For me Helen Levitt, is important because of the way she used colour during the 1970’s in New York. I love her way of working and how she photographed children playing on steps in New York, when children still did that sort of thing. This showed what a particular time and place looked like. This for me is one of the strengths of street and documentary photography, to show what a place looks like at a particular time in history. Without this, the future us will not know what things looked like. For example, now we have so many people on smart phones, all the time and this did not happen in the 1970’s that she photographed. Earlier in the 1940’s it was because it was pre-television and air conditioning, so people lived outdoors in New York much more and engaged with their neighbours more, which is partly why her images look as they do, because she photographed her time. She was also not afraid to get close enough to her subjects, to make the images that she wanted to make. She was smart in how she got some of her images, using a Winkelsucher right angle finder, you can do something similar with a flip out screen on a modern digital camera.
Helen Levitt, is often referred to as the photographer’s photographer, someone who was not interested in fame or the other trappings of the art world. But who was highly influential on other photographers. It is great to see this sort of reverence for a woman photographer, as they so often get neglected in the history of photography. Even now, women photographers find they are working in a male dominated space. I myself admit, that there will be more male photographers on this list, which I am developing than there are female photographers.
YouTube videos with and about Helen Levitt.
What I learnt from Helen Levitt.
A 50mm lens draws the world in a certain way that is flatter than the use of a wider angle lens, it compacts the subject onto and into the background.
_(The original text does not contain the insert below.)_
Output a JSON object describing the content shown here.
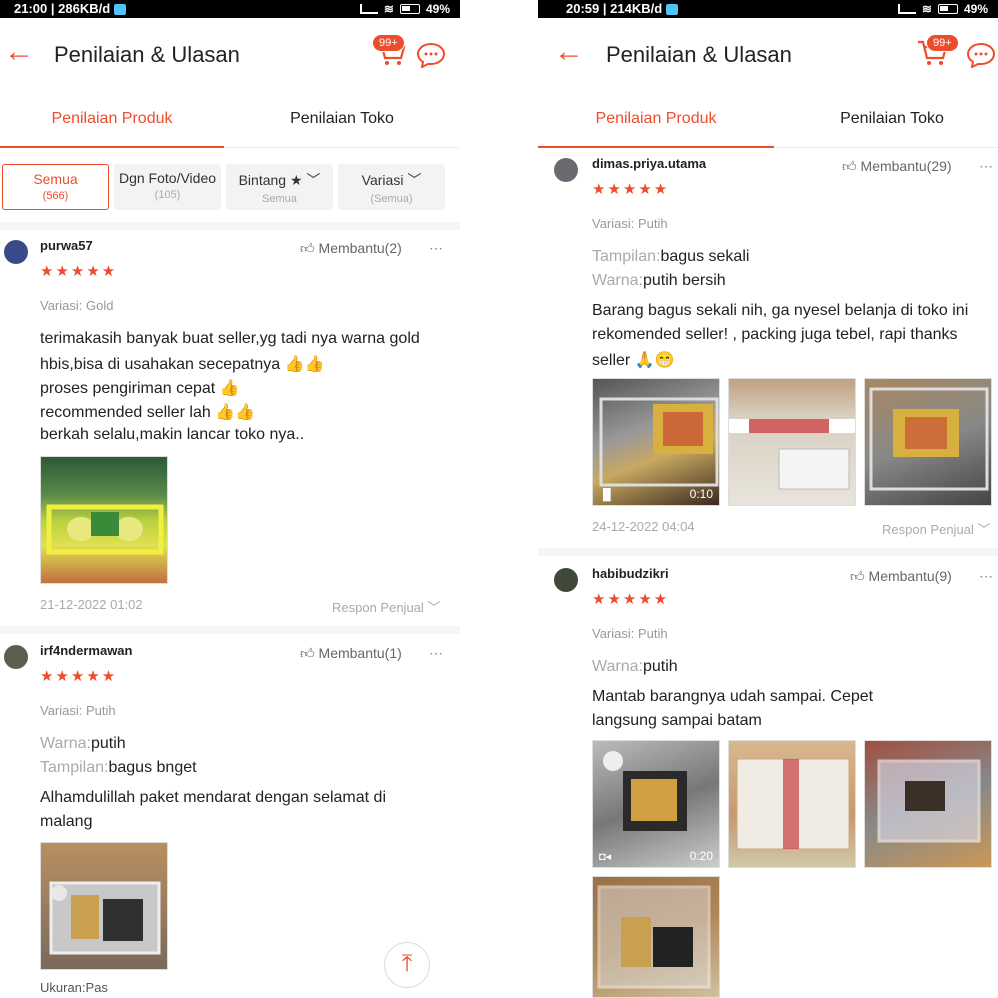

I like her humour and sensibility of how she approaches making work.
There are lots of references to Helen’s use of a right angle finder to make people think she was not taking their photo. I suspect it looked like this so that she was using her camera and looking away from the subject, this is why I am happy to use a flip out screen as it is less intrusive sometimes when making images.
Links to articles on her work
A documentary film on Helen Levitt www.95lives.com
I know it is a bit strange linking to Obituaries, but to be featured in these newspapers for you obituary means that you where highly regarded in photography circles and the wider culture.
NPR interview Helen Levitt’s Indelible Eye
Article showing the Winkelsucher Leica on a Leica III in use. I am not sure what other Leica camera’s this would attach to but I am definitely going to look into it.
Masters of Photography on Helen Levitt http://www.masters-of-photography.com/L/levitt/levitt_articles2.html